* _Prompt_:
Examine each line of the data. Copy the line if it includes the word "Input".
Content starts
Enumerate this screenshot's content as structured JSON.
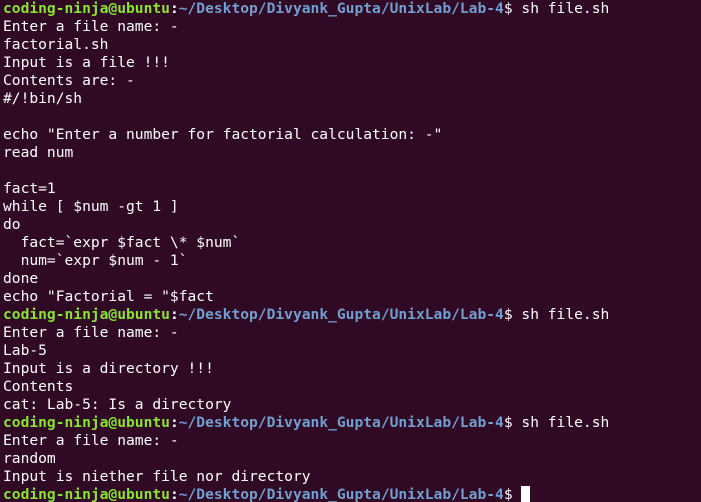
{
  "prompt": {
    "user_host": "coding-ninja@ubuntu",
    "separator": ":",
    "path": "~/Desktop/Divyank_Gupta/UnixLab/Lab-4",
    "symbol": "$"
  },
  "lines": [
    {
      "type": "prompt",
      "command": " sh file.sh"
    },
    {
      "type": "output",
      "text": "Enter a file name: -"
    },
    {
      "type": "output",
      "text": "factorial.sh"
    },
    {
      "type": "output",
      "text": "Input is a file !!!"
    },
    {
      "type": "output",
      "text": "Contents are: -"
    },
    {
      "type": "output",
      "text": "#/!bin/sh"
    },
    {
      "type": "output",
      "text": ""
    },
    {
      "type": "output",
      "text": "echo \"Enter a number for factorial calculation: -\""
    },
    {
      "type": "output",
      "text": "read num"
    },
    {
      "type": "output",
      "text": ""
    },
    {
      "type": "output",
      "text": "fact=1"
    },
    {
      "type": "output",
      "text": "while [ $num -gt 1 ]"
    },
    {
      "type": "output",
      "text": "do"
    },
    {
      "type": "output",
      "text": "  fact=`expr $fact \\* $num`"
    },
    {
      "type": "output",
      "text": "  num=`expr $num - 1`"
    },
    {
      "type": "output",
      "text": "done"
    },
    {
      "type": "output",
      "text": "echo \"Factorial = \"$fact"
    },
    {
      "type": "prompt",
      "command": " sh file.sh"
    },
    {
      "type": "output",
      "text": "Enter a file name: -"
    },
    {
      "type": "output",
      "text": "Lab-5"
    },
    {
      "type": "output",
      "text": "Input is a directory !!!"
    },
    {
      "type": "output",
      "text": "Contents"
    },
    {
      "type": "output",
      "text": "cat: Lab-5: Is a directory"
    },
    {
      "type": "prompt",
      "command": " sh file.sh"
    },
    {
      "type": "output",
      "text": "Enter a file name: -"
    },
    {
      "type": "output",
      "text": "random"
    },
    {
      "type": "output",
      "text": "Input is niether file nor directory"
    },
    {
      "type": "prompt",
      "command": " ",
      "cursor": true
    }
  ],
  "colors": {
    "background": "#300a24",
    "text": "#ffffff",
    "user_host": "#8ae234",
    "path": "#729fcf"
  }
}
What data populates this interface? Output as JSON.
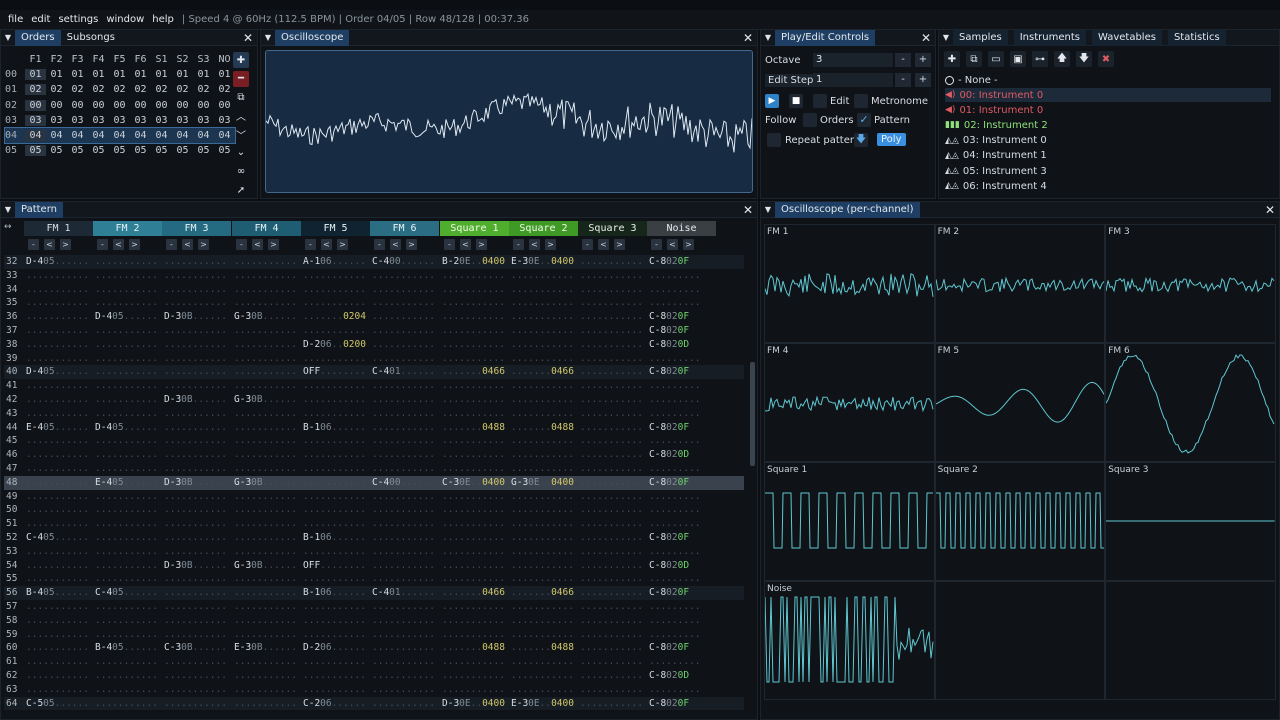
{
  "menubar": {
    "items": [
      "file",
      "edit",
      "settings",
      "window",
      "help"
    ],
    "status": "| Speed 4 @ 60Hz (112.5 BPM) | Order 04/05 | Row 48/128 | 00:37.36"
  },
  "orders": {
    "tabs": [
      "Orders",
      "Subsongs"
    ],
    "columns": [
      "F1",
      "F2",
      "F3",
      "F4",
      "F5",
      "F6",
      "S1",
      "S2",
      "S3",
      "NO"
    ],
    "rows": [
      {
        "num": "00",
        "vals": [
          "01",
          "01",
          "01",
          "01",
          "01",
          "01",
          "01",
          "01",
          "01",
          "01"
        ]
      },
      {
        "num": "01",
        "vals": [
          "02",
          "02",
          "02",
          "02",
          "02",
          "02",
          "02",
          "02",
          "02",
          "02"
        ]
      },
      {
        "num": "02",
        "vals": [
          "00",
          "00",
          "00",
          "00",
          "00",
          "00",
          "00",
          "00",
          "00",
          "00"
        ]
      },
      {
        "num": "03",
        "vals": [
          "03",
          "03",
          "03",
          "03",
          "03",
          "03",
          "03",
          "03",
          "03",
          "03"
        ]
      },
      {
        "num": "04",
        "vals": [
          "04",
          "04",
          "04",
          "04",
          "04",
          "04",
          "04",
          "04",
          "04",
          "04"
        ]
      },
      {
        "num": "05",
        "vals": [
          "05",
          "05",
          "05",
          "05",
          "05",
          "05",
          "05",
          "05",
          "05",
          "05"
        ]
      }
    ],
    "selected_row": 4
  },
  "oscilloscope": {
    "title": "Oscilloscope"
  },
  "playedit": {
    "title": "Play/Edit Controls",
    "octave_label": "Octave",
    "octave_value": "3",
    "editstep_label": "Edit Step",
    "editstep_value": "1",
    "edit_label": "Edit",
    "metronome_label": "Metronome",
    "follow_label": "Follow",
    "orders_label": "Orders",
    "pattern_label": "Pattern",
    "repeat_label": "Repeat pattern",
    "poly_label": "Poly",
    "minus": "-",
    "plus": "+"
  },
  "samples": {
    "tabs": [
      "Samples",
      "Instruments",
      "Wavetables",
      "Statistics"
    ],
    "none_label": "- None -",
    "instruments": [
      {
        "label": "00: Instrument 0",
        "color": "#e05a63",
        "icon": "speaker-icon"
      },
      {
        "label": "01: Instrument 0",
        "color": "#e05a63",
        "icon": "speaker-icon"
      },
      {
        "label": "02: Instrument 2",
        "color": "#8fe07a",
        "icon": "bars-icon"
      },
      {
        "label": "03: Instrument 0",
        "color": "#d6dde4",
        "icon": "wave-icon"
      },
      {
        "label": "04: Instrument 1",
        "color": "#d6dde4",
        "icon": "wave-icon"
      },
      {
        "label": "05: Instrument 3",
        "color": "#d6dde4",
        "icon": "wave-icon"
      },
      {
        "label": "06: Instrument 4",
        "color": "#d6dde4",
        "icon": "wave-icon"
      }
    ]
  },
  "pattern": {
    "title": "Pattern",
    "channels": [
      {
        "name": "FM 1",
        "bg": "#1d2a36",
        "fg": "#d9dee4"
      },
      {
        "name": "FM 2",
        "bg": "#2f7f96",
        "fg": "#e6f3f7"
      },
      {
        "name": "FM 3",
        "bg": "#246b82",
        "fg": "#e6f3f7"
      },
      {
        "name": "FM 4",
        "bg": "#1f5d73",
        "fg": "#e6f3f7"
      },
      {
        "name": "FM 5",
        "bg": "#0f2430",
        "fg": "#e6f3f7"
      },
      {
        "name": "FM 6",
        "bg": "#2b6e83",
        "fg": "#e6f3f7"
      },
      {
        "name": "Square 1",
        "bg": "#4fae2d",
        "fg": "#f2fbe9"
      },
      {
        "name": "Square 2",
        "bg": "#3f9a25",
        "fg": "#f2fbe9"
      },
      {
        "name": "Square 3",
        "bg": "#17261b",
        "fg": "#e6f3e6"
      },
      {
        "name": "Noise",
        "bg": "#3a3f44",
        "fg": "#e6e9ed"
      }
    ],
    "ctl": [
      "-",
      "<",
      ">"
    ],
    "rows": [
      {
        "n": "32",
        "c": [
          [
            "D-4",
            "05",
            ""
          ],
          [
            "",
            "",
            ""
          ],
          [
            "",
            "",
            ""
          ],
          [
            "",
            "",
            ""
          ],
          [
            "A-1",
            "06",
            ""
          ],
          [
            "C-4",
            "00",
            ""
          ],
          [
            "B-2",
            "0E",
            "0400"
          ],
          [
            "E-3",
            "0E",
            "0400"
          ],
          [
            "",
            "",
            ""
          ],
          [
            "C-8",
            "02",
            "0F"
          ]
        ]
      },
      {
        "n": "33",
        "c": []
      },
      {
        "n": "34",
        "c": []
      },
      {
        "n": "35",
        "c": []
      },
      {
        "n": "36",
        "c": [
          [
            "",
            "",
            ""
          ],
          [
            "D-4",
            "05",
            ""
          ],
          [
            "D-3",
            "0B",
            ""
          ],
          [
            "G-3",
            "0B",
            ""
          ],
          [
            "",
            "",
            "0204"
          ],
          [
            "",
            "",
            ""
          ],
          [
            "",
            "",
            ""
          ],
          [
            "",
            "",
            ""
          ],
          [
            "",
            "",
            ""
          ],
          [
            "C-8",
            "02",
            "0F"
          ]
        ]
      },
      {
        "n": "37",
        "c": [
          [
            "",
            "",
            ""
          ],
          [
            "",
            "",
            ""
          ],
          [
            "",
            "",
            ""
          ],
          [
            "",
            "",
            ""
          ],
          [
            "",
            "",
            ""
          ],
          [
            "",
            "",
            ""
          ],
          [
            "",
            "",
            ""
          ],
          [
            "",
            "",
            ""
          ],
          [
            "",
            "",
            ""
          ],
          [
            "C-8",
            "02",
            "0F"
          ]
        ]
      },
      {
        "n": "38",
        "c": [
          [
            "",
            "",
            ""
          ],
          [
            "",
            "",
            ""
          ],
          [
            "",
            "",
            ""
          ],
          [
            "",
            "",
            ""
          ],
          [
            "D-2",
            "06",
            "0200"
          ],
          [
            "",
            "",
            ""
          ],
          [
            "",
            "",
            ""
          ],
          [
            "",
            "",
            ""
          ],
          [
            "",
            "",
            ""
          ],
          [
            "C-8",
            "02",
            "0D"
          ]
        ]
      },
      {
        "n": "39",
        "c": []
      },
      {
        "n": "40",
        "c": [
          [
            "D-4",
            "05",
            ""
          ],
          [
            "",
            "",
            ""
          ],
          [
            "",
            "",
            ""
          ],
          [
            "",
            "",
            ""
          ],
          [
            "OFF",
            "",
            ""
          ],
          [
            "C-4",
            "01",
            ""
          ],
          [
            "",
            "",
            "0466"
          ],
          [
            "",
            "",
            "0466"
          ],
          [
            "",
            "",
            ""
          ],
          [
            "C-8",
            "02",
            "0F"
          ]
        ]
      },
      {
        "n": "41",
        "c": []
      },
      {
        "n": "42",
        "c": [
          [
            "",
            "",
            ""
          ],
          [
            "",
            "",
            ""
          ],
          [
            "D-3",
            "0B",
            ""
          ],
          [
            "G-3",
            "0B",
            ""
          ],
          [
            "",
            "",
            ""
          ],
          [
            "",
            "",
            ""
          ],
          [
            "",
            "",
            ""
          ],
          [
            "",
            "",
            ""
          ],
          [
            "",
            "",
            ""
          ],
          [
            "",
            "",
            ""
          ]
        ]
      },
      {
        "n": "43",
        "c": []
      },
      {
        "n": "44",
        "c": [
          [
            "E-4",
            "05",
            ""
          ],
          [
            "D-4",
            "05",
            ""
          ],
          [
            "",
            "",
            ""
          ],
          [
            "",
            "",
            ""
          ],
          [
            "B-1",
            "06",
            ""
          ],
          [
            "",
            "",
            ""
          ],
          [
            "",
            "",
            "0488"
          ],
          [
            "",
            "",
            "0488"
          ],
          [
            "",
            "",
            ""
          ],
          [
            "C-8",
            "02",
            "0F"
          ]
        ]
      },
      {
        "n": "45",
        "c": []
      },
      {
        "n": "46",
        "c": [
          [
            "",
            "",
            ""
          ],
          [
            "",
            "",
            ""
          ],
          [
            "",
            "",
            ""
          ],
          [
            "",
            "",
            ""
          ],
          [
            "",
            "",
            ""
          ],
          [
            "",
            "",
            ""
          ],
          [
            "",
            "",
            ""
          ],
          [
            "",
            "",
            ""
          ],
          [
            "",
            "",
            ""
          ],
          [
            "C-8",
            "02",
            "0D"
          ]
        ]
      },
      {
        "n": "47",
        "c": []
      },
      {
        "n": "48",
        "c": [
          [
            "",
            "",
            ""
          ],
          [
            "E-4",
            "05",
            ""
          ],
          [
            "D-3",
            "0B",
            ""
          ],
          [
            "G-3",
            "0B",
            ""
          ],
          [
            "",
            "",
            ""
          ],
          [
            "C-4",
            "00",
            ""
          ],
          [
            "C-3",
            "0E",
            "0400"
          ],
          [
            "G-3",
            "0E",
            "0400"
          ],
          [
            "",
            "",
            ""
          ],
          [
            "C-8",
            "02",
            "0F"
          ]
        ]
      },
      {
        "n": "49",
        "c": []
      },
      {
        "n": "50",
        "c": []
      },
      {
        "n": "51",
        "c": []
      },
      {
        "n": "52",
        "c": [
          [
            "C-4",
            "05",
            ""
          ],
          [
            "",
            "",
            ""
          ],
          [
            "",
            "",
            ""
          ],
          [
            "",
            "",
            ""
          ],
          [
            "B-1",
            "06",
            ""
          ],
          [
            "",
            "",
            ""
          ],
          [
            "",
            "",
            ""
          ],
          [
            "",
            "",
            ""
          ],
          [
            "",
            "",
            ""
          ],
          [
            "C-8",
            "02",
            "0F"
          ]
        ]
      },
      {
        "n": "53",
        "c": []
      },
      {
        "n": "54",
        "c": [
          [
            "",
            "",
            ""
          ],
          [
            "",
            "",
            ""
          ],
          [
            "D-3",
            "0B",
            ""
          ],
          [
            "G-3",
            "0B",
            ""
          ],
          [
            "OFF",
            "",
            ""
          ],
          [
            "",
            "",
            ""
          ],
          [
            "",
            "",
            ""
          ],
          [
            "",
            "",
            ""
          ],
          [
            "",
            "",
            ""
          ],
          [
            "C-8",
            "02",
            "0D"
          ]
        ]
      },
      {
        "n": "55",
        "c": []
      },
      {
        "n": "56",
        "c": [
          [
            "B-4",
            "05",
            ""
          ],
          [
            "C-4",
            "05",
            ""
          ],
          [
            "",
            "",
            ""
          ],
          [
            "",
            "",
            ""
          ],
          [
            "B-1",
            "06",
            ""
          ],
          [
            "C-4",
            "01",
            ""
          ],
          [
            "",
            "",
            "0466"
          ],
          [
            "",
            "",
            "0466"
          ],
          [
            "",
            "",
            ""
          ],
          [
            "C-8",
            "02",
            "0F"
          ]
        ]
      },
      {
        "n": "57",
        "c": []
      },
      {
        "n": "58",
        "c": []
      },
      {
        "n": "59",
        "c": []
      },
      {
        "n": "60",
        "c": [
          [
            "",
            "",
            ""
          ],
          [
            "B-4",
            "05",
            ""
          ],
          [
            "C-3",
            "0B",
            ""
          ],
          [
            "E-3",
            "0B",
            ""
          ],
          [
            "D-2",
            "06",
            ""
          ],
          [
            "",
            "",
            ""
          ],
          [
            "",
            "",
            "0488"
          ],
          [
            "",
            "",
            "0488"
          ],
          [
            "",
            "",
            ""
          ],
          [
            "C-8",
            "02",
            "0F"
          ]
        ]
      },
      {
        "n": "61",
        "c": []
      },
      {
        "n": "62",
        "c": [
          [
            "",
            "",
            ""
          ],
          [
            "",
            "",
            ""
          ],
          [
            "",
            "",
            ""
          ],
          [
            "",
            "",
            ""
          ],
          [
            "",
            "",
            ""
          ],
          [
            "",
            "",
            ""
          ],
          [
            "",
            "",
            ""
          ],
          [
            "",
            "",
            ""
          ],
          [
            "",
            "",
            ""
          ],
          [
            "C-8",
            "02",
            "0D"
          ]
        ]
      },
      {
        "n": "63",
        "c": []
      },
      {
        "n": "64",
        "c": [
          [
            "C-5",
            "05",
            ""
          ],
          [
            "",
            "",
            ""
          ],
          [
            "",
            "",
            ""
          ],
          [
            "",
            "",
            ""
          ],
          [
            "C-2",
            "06",
            ""
          ],
          [
            "",
            "",
            ""
          ],
          [
            "D-3",
            "0E",
            "0400"
          ],
          [
            "E-3",
            "0E",
            "0400"
          ],
          [
            "",
            "",
            ""
          ],
          [
            "C-8",
            "02",
            "0F"
          ]
        ]
      }
    ],
    "current_row": "48"
  },
  "perchannel": {
    "title": "Oscilloscope (per-channel)",
    "cells": [
      {
        "label": "FM 1",
        "kind": "noise"
      },
      {
        "label": "FM 2",
        "kind": "noise-small"
      },
      {
        "label": "FM 3",
        "kind": "noise-small"
      },
      {
        "label": "FM 4",
        "kind": "noise-small"
      },
      {
        "label": "FM 5",
        "kind": "sine-small"
      },
      {
        "label": "FM 6",
        "kind": "sine-big"
      },
      {
        "label": "Square 1",
        "kind": "square"
      },
      {
        "label": "Square 2",
        "kind": "square-fast"
      },
      {
        "label": "Square 3",
        "kind": "flat"
      },
      {
        "label": "Noise",
        "kind": "noise-square"
      },
      {
        "label": "",
        "kind": "empty"
      },
      {
        "label": "",
        "kind": "empty"
      }
    ],
    "wave_color": "#5fc7d1"
  }
}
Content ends
* _Result_:
      "text": "Input is a file !!!"
      "text": "Input is a directory !!!"
      "text": "Input is niether file nor directory"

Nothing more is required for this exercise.